So this is the third book I’ve read so far for Sci-Fi month over on Twitter but I’ve decided to review it first just because it’s so fantastic. I bought this a while ago on Amazon when I had some money left on a gift card then forgot about it for a while until this month. I’ve been trying to focus on reducing my physical TBR pile for Sci-Fi month (especially as then I can take a photo at the end of them all in a nice stack) but I just had to make an exception for this as it sounded fantastic.
Before we even get to the stories, there is a fantastic introduction which discusses the fact that not only does this attempt to represent a diverse range of disabilities, but it wants to ensure the people portrayed are equally as diverse, acknowledging that a lot of disability awareness focuses on straight white people. I was very impressed with that and glad to know they were making a conscious effort to be as inclusive as possible.
The range of disabilities represented is very interesting ranging from physical to mental, including even discussing how many disabilities are due to culture and so one story is focused on imagining what a future would be like where grief is considered a disability. I won’t say too much about the stories themselves but there is a fantastic range and I really enjoyed them all. It’s hard to pick a favourite since all the characters are brilliant and well portrayed.
Along with short stories, there are also several pieces of artwork. Each piece of artwork is followed by a description of the image for those who are unable to see it, which I was particularly pleased to see in a collection focused on disabilities.
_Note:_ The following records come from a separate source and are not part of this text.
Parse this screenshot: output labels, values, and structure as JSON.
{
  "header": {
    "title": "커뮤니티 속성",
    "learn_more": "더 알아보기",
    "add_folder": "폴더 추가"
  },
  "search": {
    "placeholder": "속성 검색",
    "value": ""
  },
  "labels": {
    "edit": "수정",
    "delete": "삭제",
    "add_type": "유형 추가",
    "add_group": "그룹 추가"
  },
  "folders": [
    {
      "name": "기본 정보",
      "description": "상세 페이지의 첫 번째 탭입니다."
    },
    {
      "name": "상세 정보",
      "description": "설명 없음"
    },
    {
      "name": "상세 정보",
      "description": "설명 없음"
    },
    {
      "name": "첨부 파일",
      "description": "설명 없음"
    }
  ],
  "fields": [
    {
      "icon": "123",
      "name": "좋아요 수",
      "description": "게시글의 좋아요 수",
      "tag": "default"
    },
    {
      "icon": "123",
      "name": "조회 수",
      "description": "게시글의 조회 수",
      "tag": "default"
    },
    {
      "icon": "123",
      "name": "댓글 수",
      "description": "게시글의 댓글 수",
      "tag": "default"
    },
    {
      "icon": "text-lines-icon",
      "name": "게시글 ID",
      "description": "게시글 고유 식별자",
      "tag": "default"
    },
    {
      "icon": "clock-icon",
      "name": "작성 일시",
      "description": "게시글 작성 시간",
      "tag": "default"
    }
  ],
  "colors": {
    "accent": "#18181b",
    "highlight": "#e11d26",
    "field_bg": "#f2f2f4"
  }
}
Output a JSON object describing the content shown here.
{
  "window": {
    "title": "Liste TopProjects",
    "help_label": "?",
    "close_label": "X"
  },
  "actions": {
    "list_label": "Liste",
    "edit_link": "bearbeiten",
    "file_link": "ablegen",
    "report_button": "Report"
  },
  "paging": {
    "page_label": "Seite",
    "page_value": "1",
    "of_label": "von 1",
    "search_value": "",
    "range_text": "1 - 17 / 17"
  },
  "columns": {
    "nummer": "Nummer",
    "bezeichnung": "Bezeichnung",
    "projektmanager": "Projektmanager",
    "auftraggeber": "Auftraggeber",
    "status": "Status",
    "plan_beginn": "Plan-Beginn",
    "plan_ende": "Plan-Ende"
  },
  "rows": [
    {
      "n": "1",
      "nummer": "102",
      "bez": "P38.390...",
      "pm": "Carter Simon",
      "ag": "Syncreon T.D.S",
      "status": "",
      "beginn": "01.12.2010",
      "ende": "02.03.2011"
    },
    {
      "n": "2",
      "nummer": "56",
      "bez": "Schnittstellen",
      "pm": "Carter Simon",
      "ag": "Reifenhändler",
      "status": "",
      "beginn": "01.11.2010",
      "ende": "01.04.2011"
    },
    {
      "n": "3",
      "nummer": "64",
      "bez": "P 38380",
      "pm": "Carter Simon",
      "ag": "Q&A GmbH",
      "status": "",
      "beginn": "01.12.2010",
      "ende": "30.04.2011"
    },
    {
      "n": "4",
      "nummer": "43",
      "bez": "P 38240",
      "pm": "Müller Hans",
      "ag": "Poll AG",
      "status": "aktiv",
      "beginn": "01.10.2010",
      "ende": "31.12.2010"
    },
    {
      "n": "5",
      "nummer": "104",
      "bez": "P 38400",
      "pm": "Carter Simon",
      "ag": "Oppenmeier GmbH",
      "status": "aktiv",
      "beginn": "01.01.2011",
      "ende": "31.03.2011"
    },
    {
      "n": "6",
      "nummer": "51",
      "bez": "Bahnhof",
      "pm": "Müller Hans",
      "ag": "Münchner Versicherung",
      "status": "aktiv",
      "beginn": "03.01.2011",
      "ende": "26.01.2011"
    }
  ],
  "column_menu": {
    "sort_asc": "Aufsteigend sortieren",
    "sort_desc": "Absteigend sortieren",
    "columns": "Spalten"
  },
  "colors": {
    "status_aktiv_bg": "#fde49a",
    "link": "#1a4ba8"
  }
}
Unfortunately, there is not an audiobook version yet but I hope there will be one eventually to make it even more accessible. Even though my sight is fine, there were details mentioned in the descriptions that I hadn’t noticed which helped enrich my enjoyment of the art. My favourite piece of artwork though is definitely the cover, which was one of the reasons I bought the book in the first place.
I highly, highly recommend this collection. It’s incredibly diverse and full of great sci-fi. I’ve already got several friends to buy it just because I’ve been gushing about it so much and if it was possible to gift Kindle books in the UK, I’d definitely have bought it for several more.